As shown in FIG. 2, to dissolve the medicament the locking means 21 is removed and the container is lowered by pushing down on overcap 20. When the openings 17 in the lower end of container 14 move past the bottom of sleeve 12 and the bottle is tilted or inverted, the liquid and solid to contact each other.

FIGS. 3 and 4 show alternate embodiments to FIGS. 1 and 2 wherein instead of a dropper tip the upper end of container 14 is sealed with a stopper 22. After removing locking means 21 and mixing the solid and liquid contents, the stopper is pierced with the needle of a syringe and the mixed liquid is withdrawn into the syringe for administration.
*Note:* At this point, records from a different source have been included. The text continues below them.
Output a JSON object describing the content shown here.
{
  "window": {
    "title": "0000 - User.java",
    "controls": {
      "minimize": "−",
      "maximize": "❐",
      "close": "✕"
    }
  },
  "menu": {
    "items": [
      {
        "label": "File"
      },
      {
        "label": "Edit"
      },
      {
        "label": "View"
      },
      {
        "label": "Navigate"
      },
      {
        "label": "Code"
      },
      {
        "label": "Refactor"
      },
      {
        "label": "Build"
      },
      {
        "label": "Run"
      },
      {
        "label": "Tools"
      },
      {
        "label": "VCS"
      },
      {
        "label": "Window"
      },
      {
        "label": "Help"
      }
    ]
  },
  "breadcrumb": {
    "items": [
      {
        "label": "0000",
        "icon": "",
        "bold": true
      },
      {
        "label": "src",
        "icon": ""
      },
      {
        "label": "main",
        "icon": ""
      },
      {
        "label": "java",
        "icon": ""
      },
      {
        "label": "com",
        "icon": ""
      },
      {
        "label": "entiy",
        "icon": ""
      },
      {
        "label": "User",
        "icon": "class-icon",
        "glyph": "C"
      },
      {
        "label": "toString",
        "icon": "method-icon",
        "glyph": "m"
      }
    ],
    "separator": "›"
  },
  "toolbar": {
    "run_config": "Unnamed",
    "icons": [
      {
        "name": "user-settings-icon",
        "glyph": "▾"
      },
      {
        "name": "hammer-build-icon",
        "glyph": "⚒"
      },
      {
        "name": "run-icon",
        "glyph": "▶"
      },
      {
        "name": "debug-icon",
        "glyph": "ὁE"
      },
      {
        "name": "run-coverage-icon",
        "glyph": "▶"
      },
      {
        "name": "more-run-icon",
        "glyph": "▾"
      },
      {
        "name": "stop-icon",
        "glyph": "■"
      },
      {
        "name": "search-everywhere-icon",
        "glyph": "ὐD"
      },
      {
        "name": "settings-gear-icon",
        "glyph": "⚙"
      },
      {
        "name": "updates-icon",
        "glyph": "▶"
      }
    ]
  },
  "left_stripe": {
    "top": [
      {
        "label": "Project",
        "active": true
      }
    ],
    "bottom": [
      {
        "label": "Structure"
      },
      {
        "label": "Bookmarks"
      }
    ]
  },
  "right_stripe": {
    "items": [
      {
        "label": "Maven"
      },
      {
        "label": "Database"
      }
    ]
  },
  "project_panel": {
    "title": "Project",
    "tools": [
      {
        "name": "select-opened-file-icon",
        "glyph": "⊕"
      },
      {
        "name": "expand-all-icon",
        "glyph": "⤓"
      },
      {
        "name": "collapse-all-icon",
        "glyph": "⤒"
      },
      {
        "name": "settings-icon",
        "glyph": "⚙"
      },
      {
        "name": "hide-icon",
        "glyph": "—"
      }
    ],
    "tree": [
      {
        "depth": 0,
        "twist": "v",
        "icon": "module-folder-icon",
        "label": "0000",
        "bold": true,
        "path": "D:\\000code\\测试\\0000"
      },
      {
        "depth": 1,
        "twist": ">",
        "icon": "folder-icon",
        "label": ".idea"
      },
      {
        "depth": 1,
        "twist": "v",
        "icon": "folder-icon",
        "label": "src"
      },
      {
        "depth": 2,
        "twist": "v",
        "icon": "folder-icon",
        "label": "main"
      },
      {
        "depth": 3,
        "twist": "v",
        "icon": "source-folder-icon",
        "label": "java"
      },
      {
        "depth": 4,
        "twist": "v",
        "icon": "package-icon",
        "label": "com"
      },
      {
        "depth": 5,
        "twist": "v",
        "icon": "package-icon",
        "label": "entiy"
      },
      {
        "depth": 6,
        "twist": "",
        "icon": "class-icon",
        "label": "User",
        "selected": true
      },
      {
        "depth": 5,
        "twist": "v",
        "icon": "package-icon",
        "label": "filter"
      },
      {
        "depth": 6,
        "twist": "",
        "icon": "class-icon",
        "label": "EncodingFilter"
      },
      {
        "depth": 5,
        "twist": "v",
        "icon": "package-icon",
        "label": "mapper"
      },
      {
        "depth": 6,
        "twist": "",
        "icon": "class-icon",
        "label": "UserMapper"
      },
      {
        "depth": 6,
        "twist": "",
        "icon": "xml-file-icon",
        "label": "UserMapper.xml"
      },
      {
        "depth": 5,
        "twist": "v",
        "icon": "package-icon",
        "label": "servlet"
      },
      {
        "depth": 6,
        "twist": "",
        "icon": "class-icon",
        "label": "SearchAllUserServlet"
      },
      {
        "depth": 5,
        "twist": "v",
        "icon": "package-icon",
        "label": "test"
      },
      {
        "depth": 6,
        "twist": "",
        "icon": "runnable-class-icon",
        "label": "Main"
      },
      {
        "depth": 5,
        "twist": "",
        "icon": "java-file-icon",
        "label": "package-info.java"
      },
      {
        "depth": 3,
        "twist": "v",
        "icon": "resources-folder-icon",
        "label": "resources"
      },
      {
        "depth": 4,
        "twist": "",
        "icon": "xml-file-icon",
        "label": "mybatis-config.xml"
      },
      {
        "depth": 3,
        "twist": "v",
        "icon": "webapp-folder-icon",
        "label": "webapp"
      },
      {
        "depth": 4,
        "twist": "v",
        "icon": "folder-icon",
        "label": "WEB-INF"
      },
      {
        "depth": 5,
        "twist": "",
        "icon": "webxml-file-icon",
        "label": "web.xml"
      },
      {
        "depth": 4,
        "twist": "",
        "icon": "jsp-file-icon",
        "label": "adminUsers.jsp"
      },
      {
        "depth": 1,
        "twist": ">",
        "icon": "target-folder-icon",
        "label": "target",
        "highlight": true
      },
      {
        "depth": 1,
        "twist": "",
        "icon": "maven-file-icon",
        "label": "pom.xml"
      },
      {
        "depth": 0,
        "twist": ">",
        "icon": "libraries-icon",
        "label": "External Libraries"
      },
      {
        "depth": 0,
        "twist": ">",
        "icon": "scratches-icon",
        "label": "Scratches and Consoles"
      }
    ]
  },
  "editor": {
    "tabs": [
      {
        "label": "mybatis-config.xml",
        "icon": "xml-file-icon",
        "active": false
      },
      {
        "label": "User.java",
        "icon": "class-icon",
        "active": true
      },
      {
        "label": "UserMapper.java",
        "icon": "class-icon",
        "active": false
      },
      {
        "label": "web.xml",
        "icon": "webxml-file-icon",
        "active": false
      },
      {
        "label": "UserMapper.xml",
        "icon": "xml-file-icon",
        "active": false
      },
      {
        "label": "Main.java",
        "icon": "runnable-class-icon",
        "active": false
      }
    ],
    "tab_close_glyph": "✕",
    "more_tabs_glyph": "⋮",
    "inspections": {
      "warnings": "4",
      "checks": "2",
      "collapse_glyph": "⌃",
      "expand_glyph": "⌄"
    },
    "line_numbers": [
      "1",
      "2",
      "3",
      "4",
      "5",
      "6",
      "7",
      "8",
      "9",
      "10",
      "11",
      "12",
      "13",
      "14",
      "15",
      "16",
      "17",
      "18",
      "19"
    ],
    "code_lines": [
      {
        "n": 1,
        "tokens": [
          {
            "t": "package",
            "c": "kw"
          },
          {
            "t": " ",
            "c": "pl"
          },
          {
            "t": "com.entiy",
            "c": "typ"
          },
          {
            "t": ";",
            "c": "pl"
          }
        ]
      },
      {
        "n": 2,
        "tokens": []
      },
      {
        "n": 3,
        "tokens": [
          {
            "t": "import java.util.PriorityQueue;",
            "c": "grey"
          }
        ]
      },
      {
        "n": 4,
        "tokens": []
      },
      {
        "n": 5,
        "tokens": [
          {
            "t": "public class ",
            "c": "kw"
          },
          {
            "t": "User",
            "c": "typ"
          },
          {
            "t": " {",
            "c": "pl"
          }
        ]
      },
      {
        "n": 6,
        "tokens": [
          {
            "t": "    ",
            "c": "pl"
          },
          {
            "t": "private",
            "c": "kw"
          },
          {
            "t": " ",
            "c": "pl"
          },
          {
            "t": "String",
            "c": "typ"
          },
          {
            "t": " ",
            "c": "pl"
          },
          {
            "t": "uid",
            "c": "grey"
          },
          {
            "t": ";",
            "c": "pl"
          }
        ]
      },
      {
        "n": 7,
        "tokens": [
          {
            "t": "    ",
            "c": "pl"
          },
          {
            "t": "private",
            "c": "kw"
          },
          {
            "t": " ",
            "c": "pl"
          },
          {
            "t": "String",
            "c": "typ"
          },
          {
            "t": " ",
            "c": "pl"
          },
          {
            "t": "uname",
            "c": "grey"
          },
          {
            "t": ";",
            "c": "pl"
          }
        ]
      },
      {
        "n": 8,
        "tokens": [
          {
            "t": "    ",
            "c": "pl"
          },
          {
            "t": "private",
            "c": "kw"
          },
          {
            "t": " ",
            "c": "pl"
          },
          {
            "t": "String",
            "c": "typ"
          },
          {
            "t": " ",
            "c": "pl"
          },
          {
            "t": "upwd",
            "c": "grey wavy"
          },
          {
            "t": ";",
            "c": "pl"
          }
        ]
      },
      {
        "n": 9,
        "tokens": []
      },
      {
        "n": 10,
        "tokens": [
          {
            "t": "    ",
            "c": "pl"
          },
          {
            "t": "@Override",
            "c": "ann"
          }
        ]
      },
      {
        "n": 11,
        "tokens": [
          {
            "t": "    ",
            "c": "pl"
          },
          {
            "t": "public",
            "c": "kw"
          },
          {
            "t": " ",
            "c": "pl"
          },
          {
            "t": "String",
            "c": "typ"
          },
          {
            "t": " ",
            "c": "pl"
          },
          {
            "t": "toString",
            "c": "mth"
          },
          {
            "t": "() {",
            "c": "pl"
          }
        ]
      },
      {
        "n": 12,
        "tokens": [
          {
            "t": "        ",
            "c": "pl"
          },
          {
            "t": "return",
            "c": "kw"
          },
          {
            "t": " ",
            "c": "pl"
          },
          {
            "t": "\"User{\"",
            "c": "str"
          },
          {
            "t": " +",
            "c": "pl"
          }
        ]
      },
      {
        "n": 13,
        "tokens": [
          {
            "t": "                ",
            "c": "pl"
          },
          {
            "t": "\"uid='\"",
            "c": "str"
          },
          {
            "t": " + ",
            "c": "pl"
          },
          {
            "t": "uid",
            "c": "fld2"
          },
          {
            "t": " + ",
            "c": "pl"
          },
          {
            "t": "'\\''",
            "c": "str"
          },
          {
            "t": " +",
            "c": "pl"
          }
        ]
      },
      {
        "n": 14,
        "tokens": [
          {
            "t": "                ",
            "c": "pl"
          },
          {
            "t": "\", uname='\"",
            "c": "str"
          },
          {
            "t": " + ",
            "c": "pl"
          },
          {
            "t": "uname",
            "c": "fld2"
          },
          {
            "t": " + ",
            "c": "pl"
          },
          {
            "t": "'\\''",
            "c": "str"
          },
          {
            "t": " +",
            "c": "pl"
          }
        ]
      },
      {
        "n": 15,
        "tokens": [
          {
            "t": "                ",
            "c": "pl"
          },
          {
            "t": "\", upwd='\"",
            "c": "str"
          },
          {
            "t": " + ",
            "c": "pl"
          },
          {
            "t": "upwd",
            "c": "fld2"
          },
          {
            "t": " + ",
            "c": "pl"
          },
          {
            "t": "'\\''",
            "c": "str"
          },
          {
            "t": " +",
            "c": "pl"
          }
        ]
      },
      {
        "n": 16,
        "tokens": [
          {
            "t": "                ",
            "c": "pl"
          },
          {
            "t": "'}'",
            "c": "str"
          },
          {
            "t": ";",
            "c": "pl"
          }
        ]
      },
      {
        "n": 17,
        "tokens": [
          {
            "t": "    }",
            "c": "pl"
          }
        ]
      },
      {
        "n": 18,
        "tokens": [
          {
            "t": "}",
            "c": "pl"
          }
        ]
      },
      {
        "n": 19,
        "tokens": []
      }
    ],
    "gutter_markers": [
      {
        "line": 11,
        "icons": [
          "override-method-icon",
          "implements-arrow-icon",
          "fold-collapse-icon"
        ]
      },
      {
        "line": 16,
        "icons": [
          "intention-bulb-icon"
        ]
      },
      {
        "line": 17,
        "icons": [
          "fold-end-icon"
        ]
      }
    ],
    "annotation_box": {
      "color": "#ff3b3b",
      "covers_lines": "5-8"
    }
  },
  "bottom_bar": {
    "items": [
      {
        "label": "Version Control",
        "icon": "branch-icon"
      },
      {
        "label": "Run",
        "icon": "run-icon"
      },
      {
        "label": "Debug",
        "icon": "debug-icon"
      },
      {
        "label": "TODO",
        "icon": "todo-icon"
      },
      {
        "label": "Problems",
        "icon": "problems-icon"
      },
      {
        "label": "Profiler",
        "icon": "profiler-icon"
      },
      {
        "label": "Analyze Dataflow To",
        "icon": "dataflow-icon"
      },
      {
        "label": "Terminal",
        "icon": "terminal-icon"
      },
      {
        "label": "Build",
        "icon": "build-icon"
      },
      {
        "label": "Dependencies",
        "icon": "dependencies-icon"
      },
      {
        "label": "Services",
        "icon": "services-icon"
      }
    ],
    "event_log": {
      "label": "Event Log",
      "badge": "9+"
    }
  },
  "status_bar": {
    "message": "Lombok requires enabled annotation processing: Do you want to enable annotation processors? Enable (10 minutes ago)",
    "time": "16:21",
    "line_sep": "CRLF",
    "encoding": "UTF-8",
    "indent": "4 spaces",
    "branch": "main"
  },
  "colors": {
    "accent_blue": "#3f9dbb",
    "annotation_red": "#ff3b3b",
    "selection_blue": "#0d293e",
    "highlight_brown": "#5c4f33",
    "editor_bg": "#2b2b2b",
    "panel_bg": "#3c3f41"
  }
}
1. A bottle having at its top a neck and below the neck a body adapted to hold a first component of a medicament comprising a sleeve member inserted in the neck, the sleeve member having a first flange means that does not fit into the neck of the bottle, a container means to hold a second component, the container means having openings, a lower and upper end and being disposed in the sleevemember, the upper end of the container means extending out of the bottle past the sleeve member and the part extending beyond the sleeve member being provided with a second flange means, a dislogeable locking means to hold the second component away from the first component, the locking means when in a locked position is disposed between the second flange means of the container means and the first flange means of the sleeve member such that the openings of the container means are sealed by the sleeve member and downward movement of the container means is prevented, the openings in the container means permitting the first and second components to contact one another when the locking means is dislodged, thereby deactivated, and the container means is moved downward from the neck into the body of the bottle, and an overcap attached to the upper end of the container means to close the bottle.

2. A bottle according to claim 1 wherein the upper end of the container means is provided with dispensing means.

3. A bottle according to claim 2 wherein the dispensing means is a dropper tip.

4. A bottle according to claim 2 wherein the upper end of the container means is fitted with a stopper adapted to be pierced by the needle of a syringe.

Referenced Cited
U.S. Patent Documents
2445477 July 1948 Folkman
2793776 May 1957 Lipari
2807384 September 1957 Lipari
3245587 April 1966 Brown
3279654 October 1966 Pierick
3326416 June 1967 Hayes
3340873 September 1967 Solowey
3354883 November 1967 Southerland
3397694 July 1967 Ogle
3411503 November 1968 Santomieri
3720523 March 1973 Nakagami
4330531 May 18, 1982 Alliger
4331146 May 25, 1982 Brignola
4412836 November 1, 1983 Brignola
4822351 April 18, 1989 Purcell
4865189 September 12, 1989 Guerra et al.
4950237 August 21, 1990 Henault et al.
Foreign Patent Documents
0069686 January 1983 EPX
0236033 September 1987 EPX
0357288 March 1990 EPX
Patent History
Patent number: 5217433
Type: Grant
Filed: May 24, 1991
Date of Patent: Jun 8, 1993
Assignee: Merck & Co., Inc. (Rahway, NJ)
Inventor: Leonid Bunin (Woodbridge, NJ)
Primary Examiner: C. Fred Rosenbaum
Assistant Examiner: Anthony Gutowski
Attorneys: Sylvia A. Ayler, Joseph F. DiPrima
Application Number: 7/705,430